___ LISTED ENTRIES ___

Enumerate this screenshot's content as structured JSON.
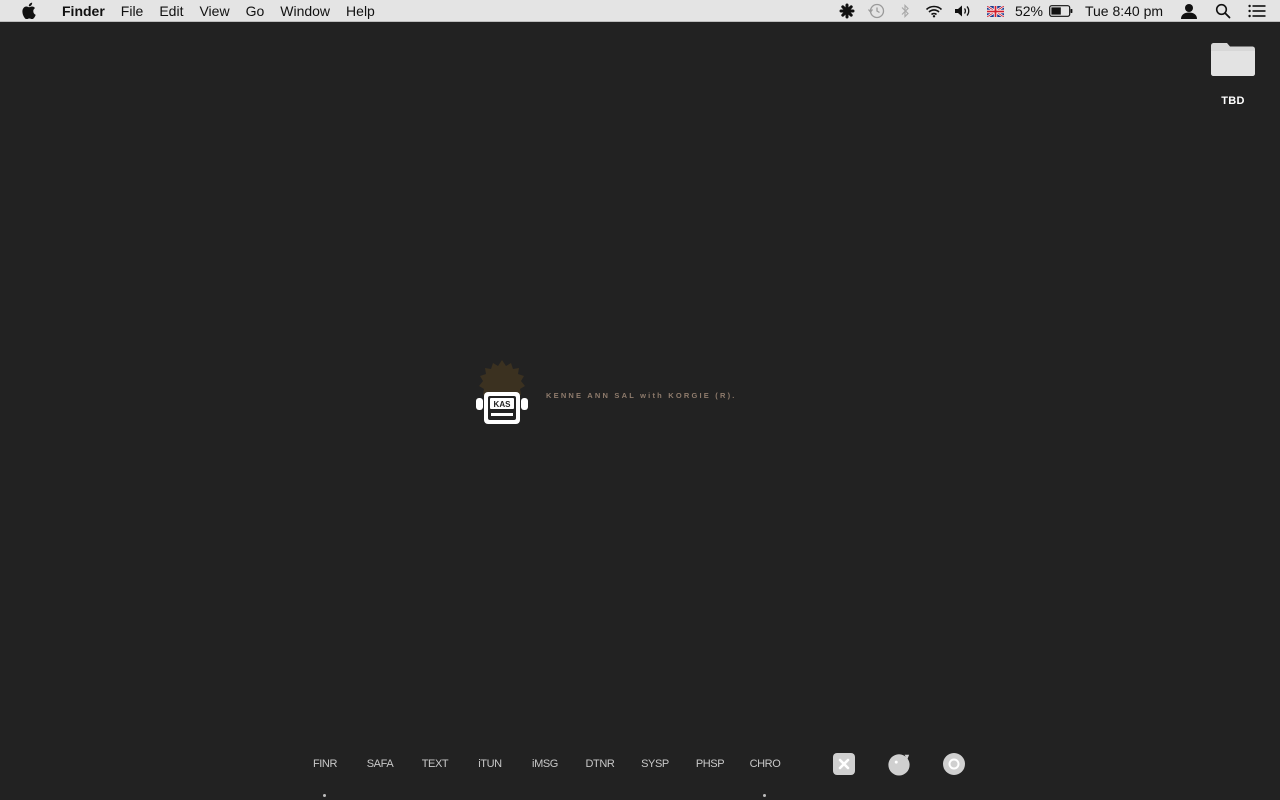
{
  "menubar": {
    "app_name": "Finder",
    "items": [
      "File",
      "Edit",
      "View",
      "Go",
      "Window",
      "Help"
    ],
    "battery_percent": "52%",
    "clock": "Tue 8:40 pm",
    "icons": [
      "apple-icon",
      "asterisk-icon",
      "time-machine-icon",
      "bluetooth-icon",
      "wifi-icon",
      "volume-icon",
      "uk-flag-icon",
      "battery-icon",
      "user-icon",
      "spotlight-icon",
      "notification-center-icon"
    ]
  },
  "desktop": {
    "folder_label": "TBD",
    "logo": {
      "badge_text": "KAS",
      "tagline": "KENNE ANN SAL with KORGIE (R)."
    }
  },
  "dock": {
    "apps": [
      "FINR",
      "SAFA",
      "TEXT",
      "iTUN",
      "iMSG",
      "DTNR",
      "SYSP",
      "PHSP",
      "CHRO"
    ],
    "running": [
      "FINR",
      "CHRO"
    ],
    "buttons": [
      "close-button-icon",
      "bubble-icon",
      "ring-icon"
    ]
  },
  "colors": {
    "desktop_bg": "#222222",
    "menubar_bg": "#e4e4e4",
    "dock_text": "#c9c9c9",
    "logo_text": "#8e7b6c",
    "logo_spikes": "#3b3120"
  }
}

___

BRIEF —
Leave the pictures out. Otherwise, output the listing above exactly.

THE ANSWER —
Enumerate this screenshot's content as structured JSON.
{
  "menubar": {
    "app_name": "Finder",
    "items": [
      "File",
      "Edit",
      "View",
      "Go",
      "Window",
      "Help"
    ],
    "battery_percent": "52%",
    "clock": "Tue 8:40 pm",
    "icons": [
      "apple-icon",
      "asterisk-icon",
      "time-machine-icon",
      "bluetooth-icon",
      "wifi-icon",
      "volume-icon",
      "uk-flag-icon",
      "battery-icon",
      "user-icon",
      "spotlight-icon",
      "notification-center-icon"
    ]
  },
  "desktop": {
    "folder_label": "TBD",
    "logo": {
      "badge_text": "KAS",
      "tagline": "KENNE ANN SAL with KORGIE (R)."
    }
  },
  "dock": {
    "apps": [
      "FINR",
      "SAFA",
      "TEXT",
      "iTUN",
      "iMSG",
      "DTNR",
      "SYSP",
      "PHSP",
      "CHRO"
    ],
    "running": [
      "FINR",
      "CHRO"
    ],
    "buttons": [
      "close-button-icon",
      "bubble-icon",
      "ring-icon"
    ]
  },
  "colors": {
    "desktop_bg": "#222222",
    "menubar_bg": "#e4e4e4",
    "dock_text": "#c9c9c9",
    "logo_text": "#8e7b6c",
    "logo_spikes": "#3b3120"
  }
}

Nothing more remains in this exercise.